### Material for this task
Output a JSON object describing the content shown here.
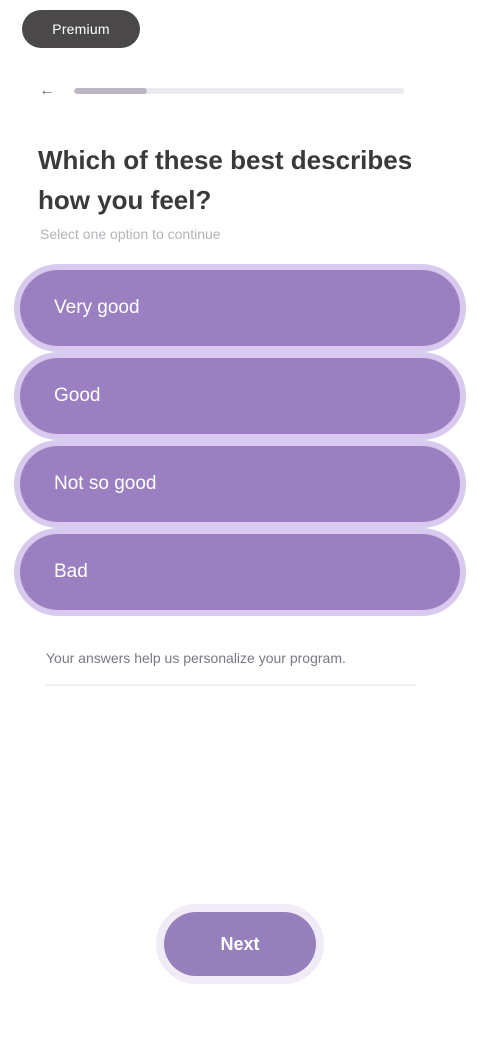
{
  "top_pill": {
    "label": "Premium"
  },
  "progress": {
    "back_icon": "arrow-left-icon",
    "fraction": 0.22
  },
  "question": {
    "text": "Which of these best describes how you feel?",
    "hint": "Select one option to continue"
  },
  "options": [
    {
      "label": "Very good"
    },
    {
      "label": "Good"
    },
    {
      "label": "Not so good"
    },
    {
      "label": "Bad"
    }
  ],
  "note": {
    "text": "Your answers help us personalize your program."
  },
  "continue": {
    "label": "Next"
  },
  "colors": {
    "accent": "#9a80c0",
    "accent_light": "#d8c9ee",
    "pill_dark": "#4a4848"
  }
}
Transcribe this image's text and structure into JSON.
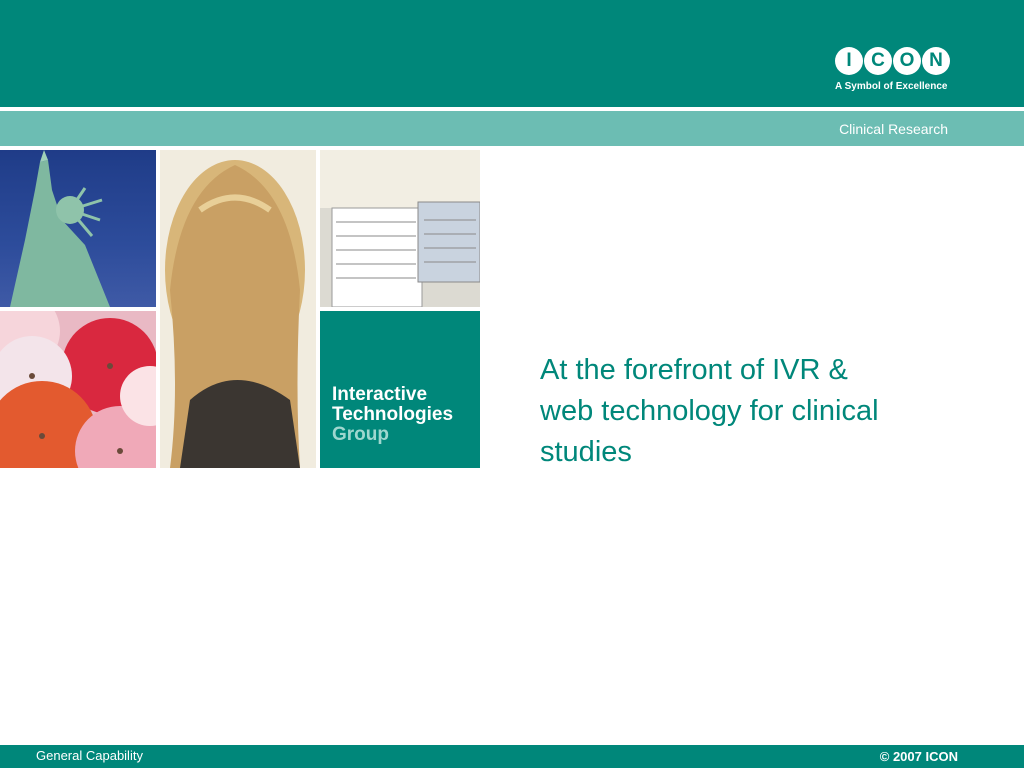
{
  "header": {
    "logo_letters": [
      "I",
      "C",
      "O",
      "N"
    ],
    "logo_tagline": "A Symbol of Excellence",
    "sub_tagline": "Clinical Research"
  },
  "collage": {
    "group_label_line1": "Interactive",
    "group_label_line2": "Technologies",
    "group_label_line3": "Group"
  },
  "main": {
    "headline_line1": "At the forefront of IVR &",
    "headline_line2": "web technology for clinical",
    "headline_line3": "studies"
  },
  "footer": {
    "left_text": "General Capability",
    "right_text": "© 2007 ICON"
  },
  "colors": {
    "brand_teal": "#00877a",
    "stripe_teal": "#6cbdb3",
    "light_teal_text": "#9fd7cf"
  }
}
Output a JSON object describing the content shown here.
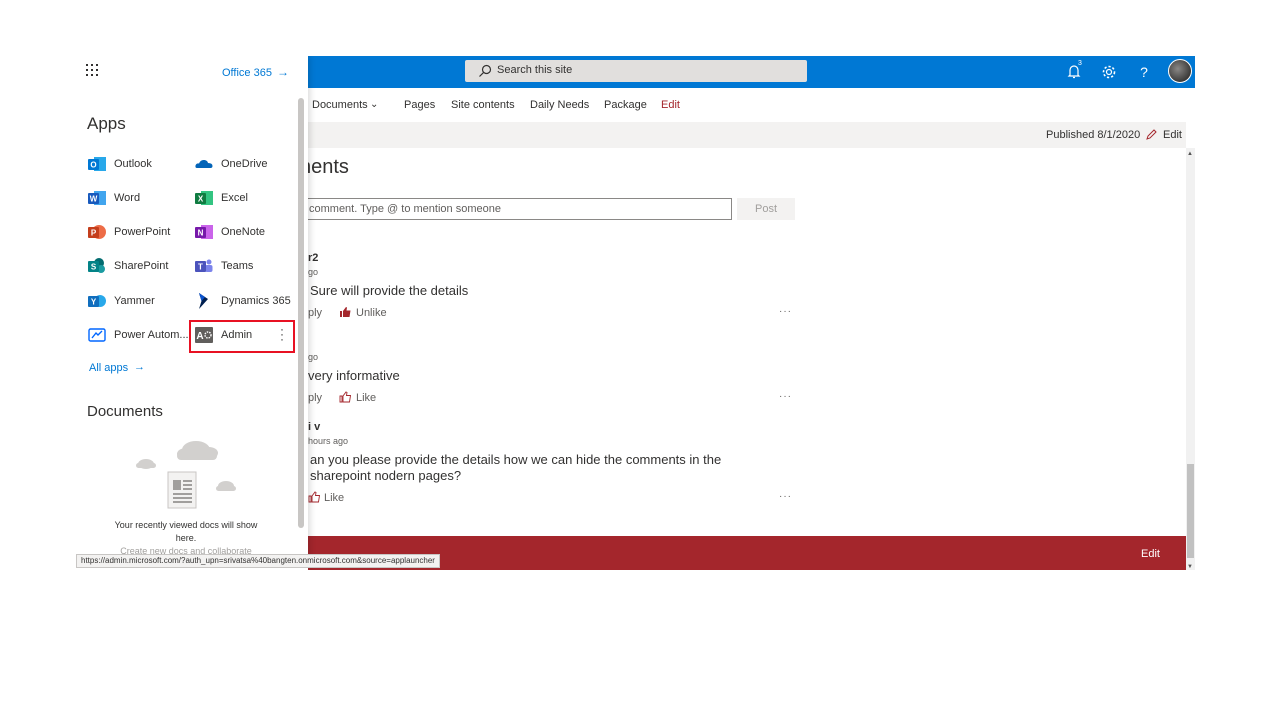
{
  "suitebar": {
    "search_placeholder": "Search this site",
    "notification_count": "3",
    "accent": "#0078d4"
  },
  "sitenav": {
    "items": [
      "Documents",
      "Pages",
      "Site contents",
      "Daily Needs",
      "Package",
      "Edit"
    ]
  },
  "commandbar": {
    "published": "Published 8/1/2020",
    "edit_label": "Edit"
  },
  "comments": {
    "title": "nents",
    "input_placeholder": "comment. Type @ to mention someone",
    "post_label": "Post",
    "list": [
      {
        "name": "r2",
        "time": "go",
        "text": "Sure will provide the details",
        "reply": "ply",
        "like": "Unlike"
      },
      {
        "name": "",
        "time": "go",
        "text": "very informative",
        "reply": "ply",
        "like": "Like"
      },
      {
        "name": "i v",
        "time": "hours ago",
        "text": "an you please provide the details how we can hide the comments in the sharepoint nodern pages?",
        "reply": "",
        "like": "Like"
      }
    ],
    "more": "···"
  },
  "footer": {
    "edit_label": "Edit",
    "color": "#a4262c"
  },
  "launcher": {
    "office365": "Office 365",
    "apps_heading": "Apps",
    "apps": [
      {
        "label": "Outlook",
        "icon": "outlook-icon",
        "color": "#0078d4"
      },
      {
        "label": "OneDrive",
        "icon": "onedrive-icon",
        "color": "#0364b8"
      },
      {
        "label": "Word",
        "icon": "word-icon",
        "color": "#185abd"
      },
      {
        "label": "Excel",
        "icon": "excel-icon",
        "color": "#107c41"
      },
      {
        "label": "PowerPoint",
        "icon": "powerpoint-icon",
        "color": "#c43e1c"
      },
      {
        "label": "OneNote",
        "icon": "onenote-icon",
        "color": "#7719aa"
      },
      {
        "label": "SharePoint",
        "icon": "sharepoint-icon",
        "color": "#038387"
      },
      {
        "label": "Teams",
        "icon": "teams-icon",
        "color": "#4b53bc"
      },
      {
        "label": "Yammer",
        "icon": "yammer-icon",
        "color": "#106ebe"
      },
      {
        "label": "Dynamics 365",
        "icon": "dynamics-icon",
        "color": "#002050"
      },
      {
        "label": "Power Autom...",
        "icon": "power-automate-icon",
        "color": "#0066ff"
      },
      {
        "label": "Admin",
        "icon": "admin-icon",
        "color": "#605e5c"
      }
    ],
    "all_apps": "All apps",
    "documents_heading": "Documents",
    "docs_empty": "Your recently viewed docs will show here.",
    "docs_empty_sub": "Create new docs and collaborate"
  },
  "status_url": "https://admin.microsoft.com/?auth_upn=srivatsa%40bangten.onmicrosoft.com&source=applauncher"
}
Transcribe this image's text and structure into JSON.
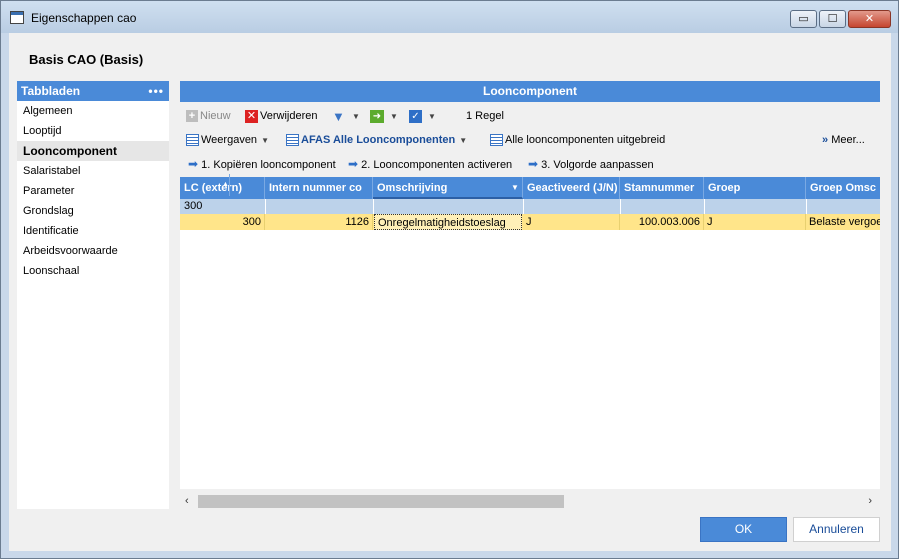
{
  "window": {
    "title": "Eigenschappen cao",
    "min_label": "▭",
    "max_label": "☐",
    "close_label": "✕"
  },
  "cao_title": "Basis CAO (Basis)",
  "sidebar": {
    "header": "Tabbladen",
    "dots": "•••",
    "items": [
      {
        "label": "Algemeen"
      },
      {
        "label": "Looptijd"
      },
      {
        "label": "Looncomponent"
      },
      {
        "label": "Salaristabel"
      },
      {
        "label": "Parameter"
      },
      {
        "label": "Grondslag"
      },
      {
        "label": "Identificatie"
      },
      {
        "label": "Arbeidsvoorwaarde"
      },
      {
        "label": "Loonschaal"
      }
    ]
  },
  "panel": {
    "header": "Looncomponent",
    "toolbar1": {
      "new_label": "Nieuw",
      "delete_label": "Verwijderen",
      "record_count": "1 Regel"
    },
    "toolbar2": {
      "views_label": "Weergaven",
      "view_name": "AFAS Alle Looncomponenten",
      "extended_label": "Alle looncomponenten uitgebreid",
      "more_label": "Meer..."
    },
    "toolbar3": {
      "step1": "1. Kopiëren looncomponent",
      "step2": "2. Looncomponenten activeren",
      "step3": "3. Volgorde aanpassen"
    }
  },
  "grid": {
    "columns": [
      "LC (extern)",
      "Intern nummer co",
      "Omschrijving",
      "Geactiveerd (J/N)",
      "Stamnummer",
      "Groep",
      "Groep Omsc"
    ],
    "group_value": "300",
    "rows": [
      {
        "lc_extern": "300",
        "intern_nummer": "1126",
        "omschrijving": "Onregelmatigheidstoeslag",
        "geactiveerd": "J",
        "stamnummer": "100.003.006",
        "groep": "J",
        "groep_omschrijving": "Belaste vergoe"
      }
    ]
  },
  "buttons": {
    "ok_label": "OK",
    "cancel_label": "Annuleren"
  },
  "colors": {
    "accent": "#4a8ad8",
    "selected_row": "#ffe58a"
  }
}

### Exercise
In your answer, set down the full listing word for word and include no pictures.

### Output for this task
Output a JSON object describing the content shown here.
{
  "top_pill": {
    "label": "Premium"
  },
  "progress": {
    "back_icon": "arrow-left-icon",
    "fraction": 0.22
  },
  "question": {
    "text": "Which of these best describes how you feel?",
    "hint": "Select one option to continue"
  },
  "options": [
    {
      "label": "Very good"
    },
    {
      "label": "Good"
    },
    {
      "label": "Not so good"
    },
    {
      "label": "Bad"
    }
  ],
  "note": {
    "text": "Your answers help us personalize your program."
  },
  "continue": {
    "label": "Next"
  },
  "colors": {
    "accent": "#9a80c0",
    "accent_light": "#d8c9ee",
    "pill_dark": "#4a4848"
  }
}
Transcribe this image's text and structure into JSON.
{
  "header": {
    "logo_letters": [
      "I",
      "C",
      "O",
      "N"
    ],
    "logo_tagline": "A Symbol of Excellence",
    "sub_tagline": "Clinical Research"
  },
  "collage": {
    "group_label_line1": "Interactive",
    "group_label_line2": "Technologies",
    "group_label_line3": "Group"
  },
  "main": {
    "headline_line1": "At the forefront of IVR &",
    "headline_line2": "web technology for clinical",
    "headline_line3": "studies"
  },
  "footer": {
    "left_text": "General Capability",
    "right_text": "© 2007 ICON"
  },
  "colors": {
    "brand_teal": "#00877a",
    "stripe_teal": "#6cbdb3",
    "light_teal_text": "#9fd7cf"
  }
}
Output a JSON object describing the content shown here.
{
  "suitebar": {
    "search_placeholder": "Search this site",
    "notification_count": "3",
    "accent": "#0078d4"
  },
  "sitenav": {
    "items": [
      "Documents",
      "Pages",
      "Site contents",
      "Daily Needs",
      "Package",
      "Edit"
    ]
  },
  "commandbar": {
    "published": "Published 8/1/2020",
    "edit_label": "Edit"
  },
  "comments": {
    "title": "nents",
    "input_placeholder": "comment. Type @ to mention someone",
    "post_label": "Post",
    "list": [
      {
        "name": "r2",
        "time": "go",
        "text": "Sure will provide the details",
        "reply": "ply",
        "like": "Unlike"
      },
      {
        "name": "",
        "time": "go",
        "text": "very informative",
        "reply": "ply",
        "like": "Like"
      },
      {
        "name": "i v",
        "time": "hours ago",
        "text": "an you please provide the details how we can hide the comments in the sharepoint nodern pages?",
        "reply": "",
        "like": "Like"
      }
    ],
    "more": "···"
  },
  "footer": {
    "edit_label": "Edit",
    "color": "#a4262c"
  },
  "launcher": {
    "office365": "Office 365",
    "apps_heading": "Apps",
    "apps": [
      {
        "label": "Outlook",
        "icon": "outlook-icon",
        "color": "#0078d4"
      },
      {
        "label": "OneDrive",
        "icon": "onedrive-icon",
        "color": "#0364b8"
      },
      {
        "label": "Word",
        "icon": "word-icon",
        "color": "#185abd"
      },
      {
        "label": "Excel",
        "icon": "excel-icon",
        "color": "#107c41"
      },
      {
        "label": "PowerPoint",
        "icon": "powerpoint-icon",
        "color": "#c43e1c"
      },
      {
        "label": "OneNote",
        "icon": "onenote-icon",
        "color": "#7719aa"
      },
      {
        "label": "SharePoint",
        "icon": "sharepoint-icon",
        "color": "#038387"
      },
      {
        "label": "Teams",
        "icon": "teams-icon",
        "color": "#4b53bc"
      },
      {
        "label": "Yammer",
        "icon": "yammer-icon",
        "color": "#106ebe"
      },
      {
        "label": "Dynamics 365",
        "icon": "dynamics-icon",
        "color": "#002050"
      },
      {
        "label": "Power Autom...",
        "icon": "power-automate-icon",
        "color": "#0066ff"
      },
      {
        "label": "Admin",
        "icon": "admin-icon",
        "color": "#605e5c"
      }
    ],
    "all_apps": "All apps",
    "documents_heading": "Documents",
    "docs_empty": "Your recently viewed docs will show here.",
    "docs_empty_sub": "Create new docs and collaborate"
  },
  "status_url": "https://admin.microsoft.com/?auth_upn=srivatsa%40bangten.onmicrosoft.com&source=applauncher"
}
Transcribe this image's text and structure into JSON.
{
  "window": {
    "title": "Eigenschappen cao",
    "min_label": "▭",
    "max_label": "☐",
    "close_label": "✕"
  },
  "cao_title": "Basis CAO (Basis)",
  "sidebar": {
    "header": "Tabbladen",
    "dots": "•••",
    "items": [
      {
        "label": "Algemeen"
      },
      {
        "label": "Looptijd"
      },
      {
        "label": "Looncomponent"
      },
      {
        "label": "Salaristabel"
      },
      {
        "label": "Parameter"
      },
      {
        "label": "Grondslag"
      },
      {
        "label": "Identificatie"
      },
      {
        "label": "Arbeidsvoorwaarde"
      },
      {
        "label": "Loonschaal"
      }
    ]
  },
  "panel": {
    "header": "Looncomponent",
    "toolbar1": {
      "new_label": "Nieuw",
      "delete_label": "Verwijderen",
      "record_count": "1 Regel"
    },
    "toolbar2": {
      "views_label": "Weergaven",
      "view_name": "AFAS Alle Looncomponenten",
      "extended_label": "Alle looncomponenten uitgebreid",
      "more_label": "Meer..."
    },
    "toolbar3": {
      "step1": "1. Kopiëren looncomponent",
      "step2": "2. Looncomponenten activeren",
      "step3": "3. Volgorde aanpassen"
    }
  },
  "grid": {
    "columns": [
      "LC (extern)",
      "Intern nummer co",
      "Omschrijving",
      "Geactiveerd (J/N)",
      "Stamnummer",
      "Groep",
      "Groep Omsc"
    ],
    "group_value": "300",
    "rows": [
      {
        "lc_extern": "300",
        "intern_nummer": "1126",
        "omschrijving": "Onregelmatigheidstoeslag",
        "geactiveerd": "J",
        "stamnummer": "100.003.006",
        "groep": "J",
        "groep_omschrijving": "Belaste vergoe"
      }
    ]
  },
  "buttons": {
    "ok_label": "OK",
    "cancel_label": "Annuleren"
  },
  "colors": {
    "accent": "#4a8ad8",
    "selected_row": "#ffe58a"
  }
}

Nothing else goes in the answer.